Woman confesses to murdering sister for flirting with her boyfriend in Valorant

An image of murder suspect Fatiha Marzan
(Image credit: Orange County Sherriff's Office)

An Orlando woman has admitted to murdering her sister for flirting with her boyfriend in Valorant, the Orlando Sentinel reports. 21-year-old Fatiha Marzan was arrested by Orange County deputies on the evening of September 26, after calling police to report and confess to the crime about 15 hours after it happened.

Marzan is reported to have shared a room and bed with her 20-year-old sister Sayma, who was a Valorant player. Investigators say that Marzan regularly witnessed her long-distance boyfriend and her sister playing the game together, and perceived chat messages between the two as inappropriately flirtatious.

Although Marzan repeatedly confronted them both regarding their relationship, it seems that she never stopped regarding the pair's bond as a threat. After learning—or at least coming to believe—that her boyfriend had told her sister that he loved her, Marzan purchased a "dagger-style knife set" from Amazon and hid it for weeks, planning to attack her sister while the rest of the household slept, according to the arrest affidavit. She eventually murdered Sayma in the early hours of September 26.

The story is another episode of videogame-related violence in a series stretching back decades. Whether it's people dying in swatting 'pranks', death threats to developers, or murders over trivial hardware arguments, there have been a fair few of these kinds of stories in the last few years alone.

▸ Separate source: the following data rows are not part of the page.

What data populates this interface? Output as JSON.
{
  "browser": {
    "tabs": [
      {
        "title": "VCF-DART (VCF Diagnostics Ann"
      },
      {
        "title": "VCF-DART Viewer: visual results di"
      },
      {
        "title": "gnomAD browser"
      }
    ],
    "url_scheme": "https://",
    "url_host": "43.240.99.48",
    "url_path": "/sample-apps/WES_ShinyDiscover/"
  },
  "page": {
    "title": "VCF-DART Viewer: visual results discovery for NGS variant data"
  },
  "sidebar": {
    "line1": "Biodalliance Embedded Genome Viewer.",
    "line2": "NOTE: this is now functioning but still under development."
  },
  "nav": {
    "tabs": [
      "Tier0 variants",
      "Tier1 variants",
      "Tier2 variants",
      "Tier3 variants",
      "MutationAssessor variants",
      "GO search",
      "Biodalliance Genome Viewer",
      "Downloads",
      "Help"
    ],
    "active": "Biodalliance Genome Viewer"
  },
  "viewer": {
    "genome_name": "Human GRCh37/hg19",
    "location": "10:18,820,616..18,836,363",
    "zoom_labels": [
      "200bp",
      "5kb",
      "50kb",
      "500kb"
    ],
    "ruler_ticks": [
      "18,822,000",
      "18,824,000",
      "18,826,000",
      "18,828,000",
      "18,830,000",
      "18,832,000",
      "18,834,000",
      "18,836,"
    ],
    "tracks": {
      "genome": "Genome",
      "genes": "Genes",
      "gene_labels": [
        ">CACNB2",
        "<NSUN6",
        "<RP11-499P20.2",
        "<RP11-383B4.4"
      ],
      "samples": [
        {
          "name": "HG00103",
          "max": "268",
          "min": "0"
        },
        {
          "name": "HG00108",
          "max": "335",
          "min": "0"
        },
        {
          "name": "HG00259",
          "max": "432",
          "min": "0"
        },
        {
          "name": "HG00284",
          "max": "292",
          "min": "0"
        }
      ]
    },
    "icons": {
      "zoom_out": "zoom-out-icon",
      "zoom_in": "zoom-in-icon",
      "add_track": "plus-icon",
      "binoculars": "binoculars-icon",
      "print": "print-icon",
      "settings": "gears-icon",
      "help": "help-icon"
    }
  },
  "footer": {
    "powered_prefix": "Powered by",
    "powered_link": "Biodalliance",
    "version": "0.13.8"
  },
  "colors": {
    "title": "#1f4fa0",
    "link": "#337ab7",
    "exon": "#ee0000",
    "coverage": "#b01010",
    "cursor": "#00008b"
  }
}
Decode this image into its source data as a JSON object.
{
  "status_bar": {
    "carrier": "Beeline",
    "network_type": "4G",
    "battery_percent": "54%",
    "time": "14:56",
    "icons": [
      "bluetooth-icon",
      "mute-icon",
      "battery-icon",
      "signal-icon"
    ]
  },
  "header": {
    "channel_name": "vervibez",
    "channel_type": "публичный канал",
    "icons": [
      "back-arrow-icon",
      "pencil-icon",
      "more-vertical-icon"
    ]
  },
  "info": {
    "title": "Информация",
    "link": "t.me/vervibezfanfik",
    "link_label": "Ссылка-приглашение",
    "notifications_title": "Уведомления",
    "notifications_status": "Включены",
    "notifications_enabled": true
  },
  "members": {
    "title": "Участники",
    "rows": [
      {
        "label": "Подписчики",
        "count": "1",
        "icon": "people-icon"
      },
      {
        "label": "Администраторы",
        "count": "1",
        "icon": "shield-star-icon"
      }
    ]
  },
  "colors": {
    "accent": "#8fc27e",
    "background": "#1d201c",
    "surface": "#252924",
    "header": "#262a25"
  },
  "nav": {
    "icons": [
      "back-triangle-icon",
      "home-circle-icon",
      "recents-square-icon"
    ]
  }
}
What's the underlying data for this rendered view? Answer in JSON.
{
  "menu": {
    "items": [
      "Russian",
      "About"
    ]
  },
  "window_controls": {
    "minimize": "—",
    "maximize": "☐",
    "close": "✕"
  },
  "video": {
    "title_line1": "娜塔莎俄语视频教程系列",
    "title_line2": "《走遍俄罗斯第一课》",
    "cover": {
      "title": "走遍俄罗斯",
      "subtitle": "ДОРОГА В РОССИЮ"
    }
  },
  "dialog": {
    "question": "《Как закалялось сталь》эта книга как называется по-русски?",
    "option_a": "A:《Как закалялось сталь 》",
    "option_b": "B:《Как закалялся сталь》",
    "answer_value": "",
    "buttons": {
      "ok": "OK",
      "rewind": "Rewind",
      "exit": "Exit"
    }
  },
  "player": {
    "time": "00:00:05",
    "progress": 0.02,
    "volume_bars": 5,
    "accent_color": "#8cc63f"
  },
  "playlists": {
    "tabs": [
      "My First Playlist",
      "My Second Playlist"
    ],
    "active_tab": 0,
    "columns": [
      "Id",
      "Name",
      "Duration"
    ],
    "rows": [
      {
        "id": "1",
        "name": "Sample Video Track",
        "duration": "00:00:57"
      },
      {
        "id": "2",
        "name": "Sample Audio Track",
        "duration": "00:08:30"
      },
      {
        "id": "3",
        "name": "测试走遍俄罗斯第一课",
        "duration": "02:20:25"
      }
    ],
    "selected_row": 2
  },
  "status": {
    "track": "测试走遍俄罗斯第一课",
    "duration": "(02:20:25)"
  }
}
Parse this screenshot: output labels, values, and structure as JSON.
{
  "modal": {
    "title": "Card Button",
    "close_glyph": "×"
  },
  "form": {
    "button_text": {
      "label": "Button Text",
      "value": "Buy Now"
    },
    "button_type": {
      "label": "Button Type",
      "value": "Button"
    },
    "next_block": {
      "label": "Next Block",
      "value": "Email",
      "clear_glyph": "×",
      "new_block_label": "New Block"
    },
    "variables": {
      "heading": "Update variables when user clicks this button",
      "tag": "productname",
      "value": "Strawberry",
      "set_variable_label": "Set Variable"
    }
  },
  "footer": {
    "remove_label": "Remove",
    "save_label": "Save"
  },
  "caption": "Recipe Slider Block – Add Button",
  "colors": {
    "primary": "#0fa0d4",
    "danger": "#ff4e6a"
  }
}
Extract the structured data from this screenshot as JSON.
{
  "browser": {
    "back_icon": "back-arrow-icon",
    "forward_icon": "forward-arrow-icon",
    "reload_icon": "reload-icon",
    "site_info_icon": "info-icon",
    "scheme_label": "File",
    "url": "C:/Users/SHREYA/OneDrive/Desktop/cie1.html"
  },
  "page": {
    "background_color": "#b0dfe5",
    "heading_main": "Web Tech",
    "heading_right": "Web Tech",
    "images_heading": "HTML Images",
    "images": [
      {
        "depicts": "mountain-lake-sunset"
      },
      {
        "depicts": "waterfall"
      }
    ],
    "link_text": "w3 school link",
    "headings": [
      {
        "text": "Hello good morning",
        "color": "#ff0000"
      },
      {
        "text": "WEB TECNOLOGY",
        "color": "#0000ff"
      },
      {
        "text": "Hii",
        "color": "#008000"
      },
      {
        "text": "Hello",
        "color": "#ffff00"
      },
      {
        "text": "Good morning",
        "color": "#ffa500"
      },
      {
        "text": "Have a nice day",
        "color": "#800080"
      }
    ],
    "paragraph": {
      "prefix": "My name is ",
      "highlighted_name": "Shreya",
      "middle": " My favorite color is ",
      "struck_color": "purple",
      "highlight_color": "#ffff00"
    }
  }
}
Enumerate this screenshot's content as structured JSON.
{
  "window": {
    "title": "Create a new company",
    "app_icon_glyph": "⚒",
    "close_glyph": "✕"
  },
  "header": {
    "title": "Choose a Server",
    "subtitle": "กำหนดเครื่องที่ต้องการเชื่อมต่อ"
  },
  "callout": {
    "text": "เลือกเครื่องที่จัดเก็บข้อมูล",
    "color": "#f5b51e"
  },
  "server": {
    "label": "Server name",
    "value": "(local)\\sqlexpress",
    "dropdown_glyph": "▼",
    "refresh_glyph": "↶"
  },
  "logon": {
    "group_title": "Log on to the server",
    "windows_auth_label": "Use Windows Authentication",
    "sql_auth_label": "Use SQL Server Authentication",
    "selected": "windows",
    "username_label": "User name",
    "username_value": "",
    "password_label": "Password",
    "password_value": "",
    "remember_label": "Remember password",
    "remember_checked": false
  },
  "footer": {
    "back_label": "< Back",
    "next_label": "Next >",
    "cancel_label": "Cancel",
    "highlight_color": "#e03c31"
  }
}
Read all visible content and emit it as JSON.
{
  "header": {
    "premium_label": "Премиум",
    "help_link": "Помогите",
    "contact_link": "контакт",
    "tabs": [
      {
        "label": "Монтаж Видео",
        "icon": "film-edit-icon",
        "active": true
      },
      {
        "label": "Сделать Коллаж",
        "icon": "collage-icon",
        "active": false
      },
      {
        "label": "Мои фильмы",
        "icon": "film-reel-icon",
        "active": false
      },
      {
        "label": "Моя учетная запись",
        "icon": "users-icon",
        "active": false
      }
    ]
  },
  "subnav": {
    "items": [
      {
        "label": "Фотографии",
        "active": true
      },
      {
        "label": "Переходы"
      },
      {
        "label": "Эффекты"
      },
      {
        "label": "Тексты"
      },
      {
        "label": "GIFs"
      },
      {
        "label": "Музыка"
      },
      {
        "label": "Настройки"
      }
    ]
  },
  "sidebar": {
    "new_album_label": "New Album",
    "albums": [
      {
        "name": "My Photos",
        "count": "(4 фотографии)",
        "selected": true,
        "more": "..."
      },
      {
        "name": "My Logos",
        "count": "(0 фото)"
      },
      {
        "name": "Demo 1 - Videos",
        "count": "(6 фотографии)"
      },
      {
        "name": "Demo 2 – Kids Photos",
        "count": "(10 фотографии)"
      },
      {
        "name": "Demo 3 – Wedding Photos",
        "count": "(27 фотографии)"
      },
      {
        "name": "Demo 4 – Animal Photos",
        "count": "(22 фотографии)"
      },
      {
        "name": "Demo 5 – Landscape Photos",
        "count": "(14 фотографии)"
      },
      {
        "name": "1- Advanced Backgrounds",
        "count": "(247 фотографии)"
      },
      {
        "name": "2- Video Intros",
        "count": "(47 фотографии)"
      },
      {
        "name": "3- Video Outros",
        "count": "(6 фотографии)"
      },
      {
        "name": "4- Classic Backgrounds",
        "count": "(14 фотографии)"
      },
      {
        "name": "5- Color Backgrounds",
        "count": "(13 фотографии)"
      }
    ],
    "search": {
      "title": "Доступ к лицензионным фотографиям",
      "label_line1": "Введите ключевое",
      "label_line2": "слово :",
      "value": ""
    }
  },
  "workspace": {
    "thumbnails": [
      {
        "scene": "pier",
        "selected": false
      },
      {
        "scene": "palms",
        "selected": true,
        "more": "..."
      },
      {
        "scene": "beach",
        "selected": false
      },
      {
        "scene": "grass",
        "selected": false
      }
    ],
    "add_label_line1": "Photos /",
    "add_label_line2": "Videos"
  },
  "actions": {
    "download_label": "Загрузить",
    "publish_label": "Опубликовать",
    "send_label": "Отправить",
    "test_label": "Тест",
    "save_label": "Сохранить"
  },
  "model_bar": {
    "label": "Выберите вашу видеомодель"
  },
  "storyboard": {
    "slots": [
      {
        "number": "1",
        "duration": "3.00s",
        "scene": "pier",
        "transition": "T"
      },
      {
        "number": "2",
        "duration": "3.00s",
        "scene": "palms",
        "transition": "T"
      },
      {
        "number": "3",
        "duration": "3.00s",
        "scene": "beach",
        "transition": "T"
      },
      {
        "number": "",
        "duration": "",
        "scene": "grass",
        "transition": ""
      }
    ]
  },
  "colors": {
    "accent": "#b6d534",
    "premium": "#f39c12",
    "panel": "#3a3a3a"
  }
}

Marzan called police on the evening of her sister's murder, around 15 hours later, to report the death and confess to her crime. Sayma was declared dead by Orange County fire rescue about 20 minutes after they arrived, and Marzan was arrested. She is currently being held without bond and faces a first-degree murder charge.

Joshua Wolens
News Writer

One of Josh's first memories is of playing Quake 2 on the family computer when he was much too young to be doing that, and he's been irreparably game-brained ever since. His writing has been featured in Vice, Fanbyte, and the Financial Times. He'll play pretty much anything, and has written far too much on everything from visual novels to Assassin's Creed. His most profound loves are for CRPGs, immersive sims, and any game whose ambition outstrips its budget. He thinks you're all far too mean about Deus Ex: Invisible War.